Mr. Biden, however, appears determined to reassure Democrats that he can wage that fight on his own. On Wednesday morning, he published a column on drawing a bright contrast with the left on health care policy, and seeking to cast his more incremental position — he favors creating an optional government plan, not “Medicare for all” — as a matter not just of political caution but also principled concern for voters in distress.

“Time is precious,” Mr. Biden wrote, “and families experiencing health care problems and rising medical bills right now can’t wait for us to start over with a complete overhaul of our health care system.”

In talking points circulated to Mr. Biden’s allies on Tuesday evening, after the debate that centered on Mr. Sanders and Ms. Warren, his campaign indicated Mr. Biden was eager to “draw contrast where there are policy disagreements in the field,” most of all on health care. Mr. Biden, the document promised, would use the debate to “demonstrate how we’ll defeat Donald Trump and move the country forward.”

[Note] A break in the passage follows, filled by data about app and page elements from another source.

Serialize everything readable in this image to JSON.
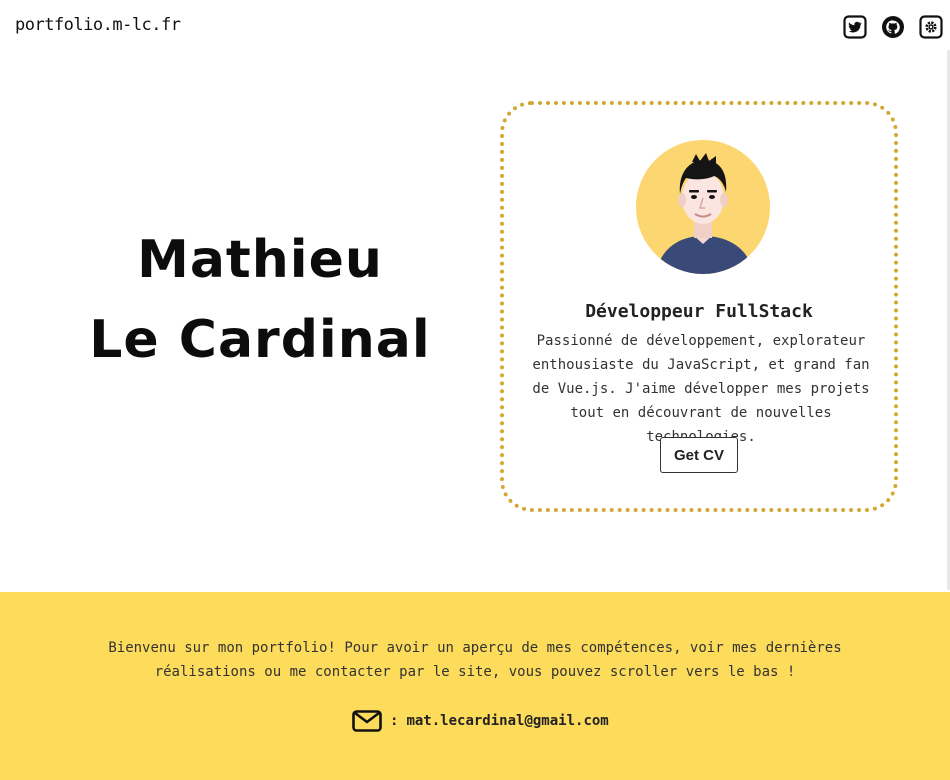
{
  "header": {
    "site_name": "portfolio.m-lc.fr",
    "icons": [
      "twitter-icon",
      "github-icon",
      "gear-icon"
    ]
  },
  "hero": {
    "first_name": "Mathieu",
    "last_name": "Le Cardinal"
  },
  "profile_card": {
    "avatar": "avatar-illustration",
    "title": "Développeur FullStack",
    "description": "Passionné de développement, explorateur enthousiaste du JavaScript, et grand fan de Vue.js. J'aime développer mes projets tout en découvrant de nouvelles technologies.",
    "cv_button": "Get CV"
  },
  "intro": {
    "text": "Bienvenu sur mon portfolio! Pour avoir un aperçu de mes compétences, voir mes dernières réalisations ou me contacter par le site, vous pouvez scroller vers le bas !",
    "contact_separator": ":",
    "email": "mat.lecardinal@gmail.com",
    "contact_icon": "mail-icon"
  },
  "colors": {
    "accent_yellow": "#fddc5c",
    "card_border": "#d4a732",
    "avatar_bg": "#fcd671",
    "text_dark": "#111111"
  }
}
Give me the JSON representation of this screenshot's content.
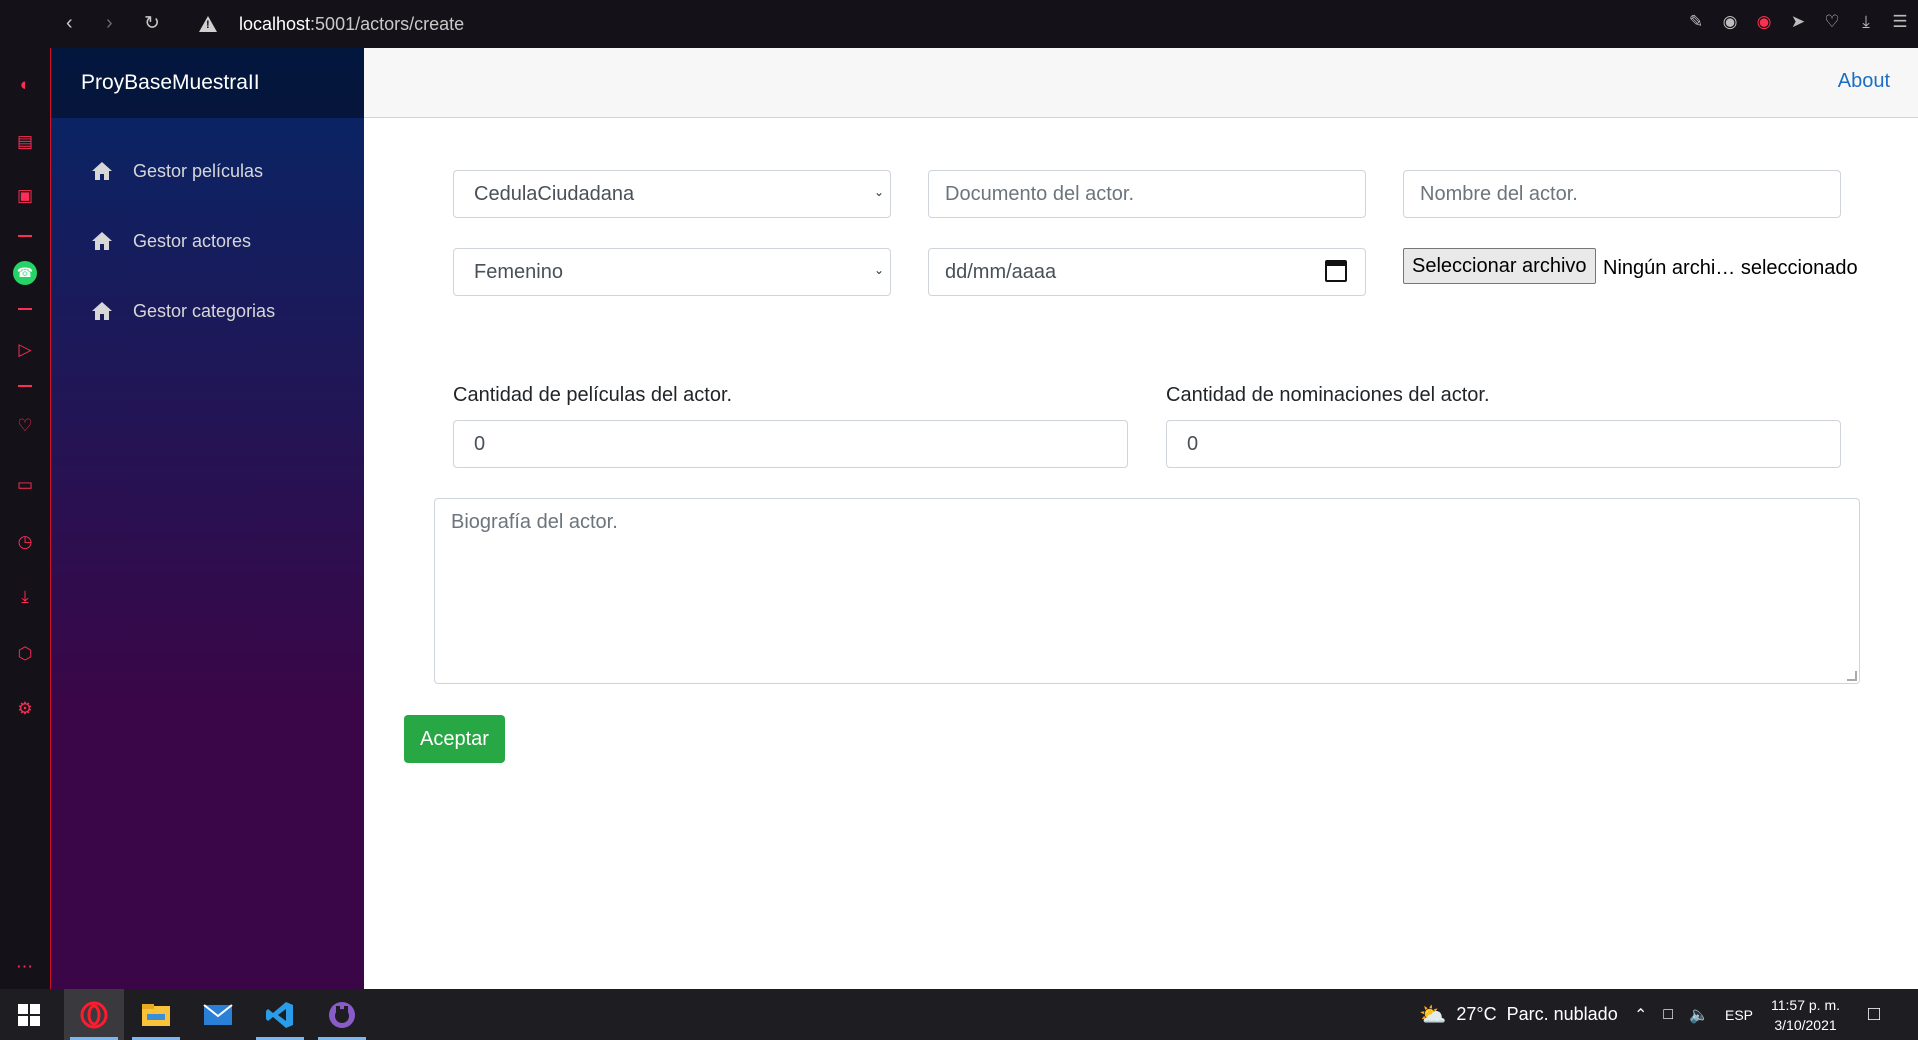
{
  "browser": {
    "url_host": "localhost",
    "url_path": ":5001/actors/create"
  },
  "app": {
    "brand": "ProyBaseMuestraII",
    "nav": [
      {
        "label": "Gestor películas"
      },
      {
        "label": "Gestor actores"
      },
      {
        "label": "Gestor categorias"
      }
    ],
    "about_link": "About"
  },
  "form": {
    "doc_type_selected": "CedulaCiudadana",
    "document_placeholder": "Documento del actor.",
    "name_placeholder": "Nombre del actor.",
    "gender_selected": "Femenino",
    "date_placeholder": "dd/mm/aaaa",
    "file_button": "Seleccionar archivo",
    "file_status": "Ningún archi… seleccionado",
    "movies_count_label": "Cantidad de películas del actor.",
    "movies_count_value": "0",
    "nominations_label": "Cantidad de nominaciones del actor.",
    "nominations_value": "0",
    "biography_placeholder": "Biografía del actor.",
    "submit_label": "Aceptar"
  },
  "taskbar": {
    "weather_temp": "27°C",
    "weather_text": "Parc. nublado",
    "language": "ESP",
    "time": "11:57 p. m.",
    "date": "3/10/2021"
  }
}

But the document also acknowledged the former vice president might be in for a rough evening, warning that “every candidate’s goal for the second debate is to knock out Biden.”

And while Mr. Biden has projected a fighting spirit in recent days, maintaining that confident posture on the debate stage is another matter entirely.